• _RECORDS FOR THIS TASK_:
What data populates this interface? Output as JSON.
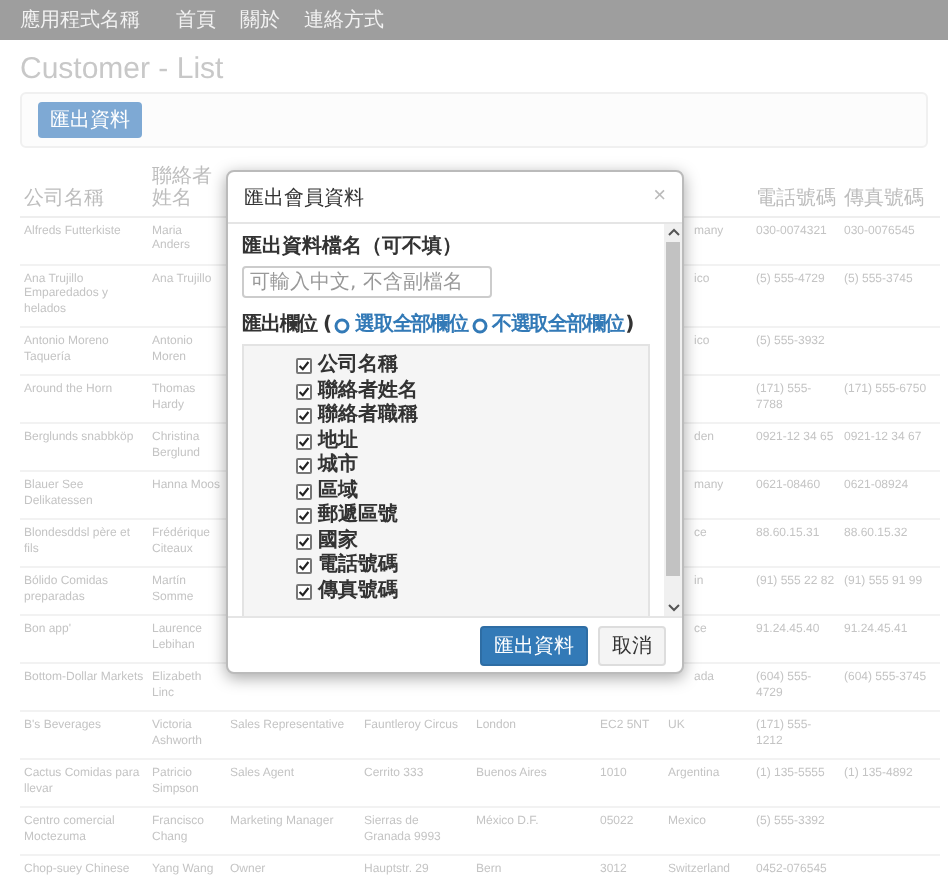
{
  "navbar": {
    "brand": "應用程式名稱",
    "links": [
      {
        "label": "首頁"
      },
      {
        "label": "關於"
      },
      {
        "label": "連絡方式"
      }
    ]
  },
  "page_title": "Customer - List",
  "toolbar": {
    "export_button": "匯出資料"
  },
  "table": {
    "columns": [
      "公司名稱",
      "聯絡者姓名",
      null,
      null,
      null,
      null,
      null,
      "電話號碼",
      "傳真號碼"
    ],
    "rows": [
      [
        "Alfreds Futterkiste",
        "Maria Anders",
        null,
        null,
        null,
        null,
        "many",
        "030-0074321",
        "030-0076545"
      ],
      [
        "Ana Trujillo Emparedados y helados",
        "Ana Trujillo",
        null,
        null,
        null,
        null,
        "ico",
        "(5) 555-4729",
        "(5) 555-3745"
      ],
      [
        "Antonio Moreno Taquería",
        "Antonio Moren",
        null,
        null,
        null,
        null,
        "ico",
        "(5) 555-3932",
        null
      ],
      [
        "Around the Horn",
        "Thomas Hardy",
        null,
        null,
        null,
        null,
        null,
        "(171) 555-7788",
        "(171) 555-6750"
      ],
      [
        "Berglunds snabbköp",
        "Christina Berglund",
        null,
        null,
        null,
        null,
        "den",
        "0921-12 34 65",
        "0921-12 34 67"
      ],
      [
        "Blauer See Delikatessen",
        "Hanna Moos",
        null,
        null,
        null,
        null,
        "many",
        "0621-08460",
        "0621-08924"
      ],
      [
        "Blondesddsl père et fils",
        "Frédérique Citeaux",
        null,
        null,
        null,
        null,
        "ce",
        "88.60.15.31",
        "88.60.15.32"
      ],
      [
        "Bólido Comidas preparadas",
        "Martín Somme",
        null,
        null,
        null,
        null,
        "in",
        "(91) 555 22 82",
        "(91) 555 91 99"
      ],
      [
        "Bon app'",
        "Laurence Lebihan",
        null,
        null,
        null,
        null,
        "ce",
        "91.24.45.40",
        "91.24.45.41"
      ],
      [
        "Bottom-Dollar Markets",
        "Elizabeth Linc",
        null,
        null,
        null,
        null,
        "ada",
        "(604) 555-4729",
        "(604) 555-3745"
      ],
      [
        "B's Beverages",
        "Victoria Ashworth",
        "Sales Representative",
        "Fauntleroy Circus",
        "London",
        "EC2 5NT",
        "UK",
        "(171) 555-1212",
        null
      ],
      [
        "Cactus Comidas para llevar",
        "Patricio Simpson",
        "Sales Agent",
        "Cerrito 333",
        "Buenos Aires",
        "1010",
        "Argentina",
        "(1) 135-5555",
        "(1) 135-4892"
      ],
      [
        "Centro comercial Moctezuma",
        "Francisco Chang",
        "Marketing Manager",
        "Sierras de Granada 9993",
        "México D.F.",
        "05022",
        "Mexico",
        "(5) 555-3392",
        null
      ],
      [
        "Chop-suey Chinese",
        "Yang Wang",
        "Owner",
        "Hauptstr. 29",
        "Bern",
        "3012",
        "Switzerland",
        "0452-076545",
        null
      ]
    ]
  },
  "modal": {
    "title": "匯出會員資料",
    "close": "×",
    "filename_label": "匯出資料檔名（可不填）",
    "filename_placeholder": "可輸入中文, 不含副檔名",
    "fields_label": "匯出欄位 (",
    "select_links": [
      "選取全部欄位",
      "不選取全部欄位"
    ],
    "fields_label_end": ")",
    "fields": [
      {
        "label": "公司名稱",
        "checked": true
      },
      {
        "label": "聯絡者姓名",
        "checked": true
      },
      {
        "label": "聯絡者職稱",
        "checked": true
      },
      {
        "label": "地址",
        "checked": true
      },
      {
        "label": "城市",
        "checked": true
      },
      {
        "label": "區域",
        "checked": true
      },
      {
        "label": "郵遞區號",
        "checked": true
      },
      {
        "label": "國家",
        "checked": true
      },
      {
        "label": "電話號碼",
        "checked": true
      },
      {
        "label": "傳真號碼",
        "checked": true
      }
    ],
    "buttons": [
      {
        "label": "匯出資料",
        "kind": "primary"
      },
      {
        "label": "取消",
        "kind": "default"
      }
    ]
  }
}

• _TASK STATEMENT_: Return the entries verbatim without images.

• _WRITTEN SOLUTION_:
What data populates this interface? Output as JSON.
{
  "navbar": {
    "brand": "應用程式名稱",
    "links": [
      {
        "label": "首頁"
      },
      {
        "label": "關於"
      },
      {
        "label": "連絡方式"
      }
    ]
  },
  "page_title": "Customer - List",
  "toolbar": {
    "export_button": "匯出資料"
  },
  "table": {
    "columns": [
      "公司名稱",
      "聯絡者姓名",
      null,
      null,
      null,
      null,
      null,
      "電話號碼",
      "傳真號碼"
    ],
    "rows": [
      [
        "Alfreds Futterkiste",
        "Maria Anders",
        null,
        null,
        null,
        null,
        "many",
        "030-0074321",
        "030-0076545"
      ],
      [
        "Ana Trujillo Emparedados y helados",
        "Ana Trujillo",
        null,
        null,
        null,
        null,
        "ico",
        "(5) 555-4729",
        "(5) 555-3745"
      ],
      [
        "Antonio Moreno Taquería",
        "Antonio Moren",
        null,
        null,
        null,
        null,
        "ico",
        "(5) 555-3932",
        null
      ],
      [
        "Around the Horn",
        "Thomas Hardy",
        null,
        null,
        null,
        null,
        null,
        "(171) 555-7788",
        "(171) 555-6750"
      ],
      [
        "Berglunds snabbköp",
        "Christina Berglund",
        null,
        null,
        null,
        null,
        "den",
        "0921-12 34 65",
        "0921-12 34 67"
      ],
      [
        "Blauer See Delikatessen",
        "Hanna Moos",
        null,
        null,
        null,
        null,
        "many",
        "0621-08460",
        "0621-08924"
      ],
      [
        "Blondesddsl père et fils",
        "Frédérique Citeaux",
        null,
        null,
        null,
        null,
        "ce",
        "88.60.15.31",
        "88.60.15.32"
      ],
      [
        "Bólido Comidas preparadas",
        "Martín Somme",
        null,
        null,
        null,
        null,
        "in",
        "(91) 555 22 82",
        "(91) 555 91 99"
      ],
      [
        "Bon app'",
        "Laurence Lebihan",
        null,
        null,
        null,
        null,
        "ce",
        "91.24.45.40",
        "91.24.45.41"
      ],
      [
        "Bottom-Dollar Markets",
        "Elizabeth Linc",
        null,
        null,
        null,
        null,
        "ada",
        "(604) 555-4729",
        "(604) 555-3745"
      ],
      [
        "B's Beverages",
        "Victoria Ashworth",
        "Sales Representative",
        "Fauntleroy Circus",
        "London",
        "EC2 5NT",
        "UK",
        "(171) 555-1212",
        null
      ],
      [
        "Cactus Comidas para llevar",
        "Patricio Simpson",
        "Sales Agent",
        "Cerrito 333",
        "Buenos Aires",
        "1010",
        "Argentina",
        "(1) 135-5555",
        "(1) 135-4892"
      ],
      [
        "Centro comercial Moctezuma",
        "Francisco Chang",
        "Marketing Manager",
        "Sierras de Granada 9993",
        "México D.F.",
        "05022",
        "Mexico",
        "(5) 555-3392",
        null
      ],
      [
        "Chop-suey Chinese",
        "Yang Wang",
        "Owner",
        "Hauptstr. 29",
        "Bern",
        "3012",
        "Switzerland",
        "0452-076545",
        null
      ]
    ]
  },
  "modal": {
    "title": "匯出會員資料",
    "close": "×",
    "filename_label": "匯出資料檔名（可不填）",
    "filename_placeholder": "可輸入中文, 不含副檔名",
    "fields_label": "匯出欄位 (",
    "select_links": [
      "選取全部欄位",
      "不選取全部欄位"
    ],
    "fields_label_end": ")",
    "fields": [
      {
        "label": "公司名稱",
        "checked": true
      },
      {
        "label": "聯絡者姓名",
        "checked": true
      },
      {
        "label": "聯絡者職稱",
        "checked": true
      },
      {
        "label": "地址",
        "checked": true
      },
      {
        "label": "城市",
        "checked": true
      },
      {
        "label": "區域",
        "checked": true
      },
      {
        "label": "郵遞區號",
        "checked": true
      },
      {
        "label": "國家",
        "checked": true
      },
      {
        "label": "電話號碼",
        "checked": true
      },
      {
        "label": "傳真號碼",
        "checked": true
      }
    ],
    "buttons": [
      {
        "label": "匯出資料",
        "kind": "primary"
      },
      {
        "label": "取消",
        "kind": "default"
      }
    ]
  }
}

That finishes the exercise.